No matter how many mistakes we have made, we are still perfect beings within, and the within may become the without if we will carefully train ourselves to listen to the inner voice of truth which speaks to us in our moments of quietness and solitude.” ~Ernest Holmes “The Science of Mind”
We searched out the flaws in our make-up which caused our failure… we had to get down to causes and conditions. ~Bill W, The Big Book of Alcoholics Anonymous
Striking that balance between self-reflection and self-absorption is a key.
Regularly monitoring my vitals by checking my emotional pulse, taking my spiritual temperature, and observing my physical condition have become necessary self-reflective measures that support my serenity and sobriety.
Am I at peace in my relationships or am I bitterly reviewing and chewing over the same event at work, with family, or with a friend that steamed me? Am I seeking contact with my Higher Power? Am I getting enough sleep? Am I eating right? Am I exercising?
Oh. Well then am I striving for more of these things more of the time? Progress, not perfection.
I had no concept of this, let alone how to do it, back in my drinking days. I was trapped in my web of thoughts, feelings, and behaviors which called for amends years later. I had no capacity to observe myself. I had no capacity to make amends either.
Once I officially “worked the steps,” (the granddaddy of all self-reflection) as a curriculum of short but deeply powerful exercises for which I wrote and discussed with one other person who has done the same, the spot checks on my vitals are shorter, cleaner, more manageable.
The 12 Steps, in their pure format, focus on addictions but the spiritual principles can guide all spiritual seekers to step through and not over what needs to be reviewed and released. In a kind and accepting way that sheds light, not guilt or shame.
It took me many months (way more than a year) to complete the 12 Step process.
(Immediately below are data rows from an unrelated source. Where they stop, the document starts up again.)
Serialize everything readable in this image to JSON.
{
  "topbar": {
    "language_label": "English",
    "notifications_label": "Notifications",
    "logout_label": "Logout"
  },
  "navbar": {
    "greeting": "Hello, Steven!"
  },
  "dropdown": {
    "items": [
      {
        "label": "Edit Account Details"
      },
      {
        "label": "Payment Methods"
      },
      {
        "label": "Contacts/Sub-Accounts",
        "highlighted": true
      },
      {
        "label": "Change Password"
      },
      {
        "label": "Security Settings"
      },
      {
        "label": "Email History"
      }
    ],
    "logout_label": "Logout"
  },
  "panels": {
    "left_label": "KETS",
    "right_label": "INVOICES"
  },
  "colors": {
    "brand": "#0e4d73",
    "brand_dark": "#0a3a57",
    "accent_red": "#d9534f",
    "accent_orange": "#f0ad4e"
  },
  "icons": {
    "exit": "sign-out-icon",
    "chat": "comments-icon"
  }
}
But now and even along the way, my path forward is noticeably opened up, less tangles. I’m learning how to not let things pile up and create barriers.
Like cleaning out the lint trap after every load or so of laundry. My dirty laundry (real and metaphor) accumulates over several days. I wash it in smaller manageable loads, and the amount of lint is small and easy to remove to keep the flow open. Unlike my mental dirty laundry of the past. Tons of guilt, shame, resentment, regrets, etc. were stuffed down and accumulated over decades, unnoticed and unattended to… Tons of lint.
Thanks to the Science of Mind teachings, when I review my day now, I realize the potency of reflecting on my positive behaviors, thoughts, and feelings – those I like and that empower me. This feels more valuable and influential than wallowing in my shortfalls.
Now that I’ve cleared out the barnyard full of accumulated lint from being fearful, angry, and resentful, why not actively choose to reflect on the times I’ve been helpful, proud, strong, of service, honest, caring, sincere, loving, generous, compassionate – let the list go on! And let that awareness accumulate all day long.
The past is done. The future is mine to create. By thinking positively I will draw in more positivity. That’s the way it works.
- What do you notice when you mentally relive a time that brings you joy, peace, or pride?
- Compare that to how it feels to mentally relive disempowering thoughts, feelings, and actions.
- Are you able to catch and correct quickly when you get off track?
In gratitude, harmony and support,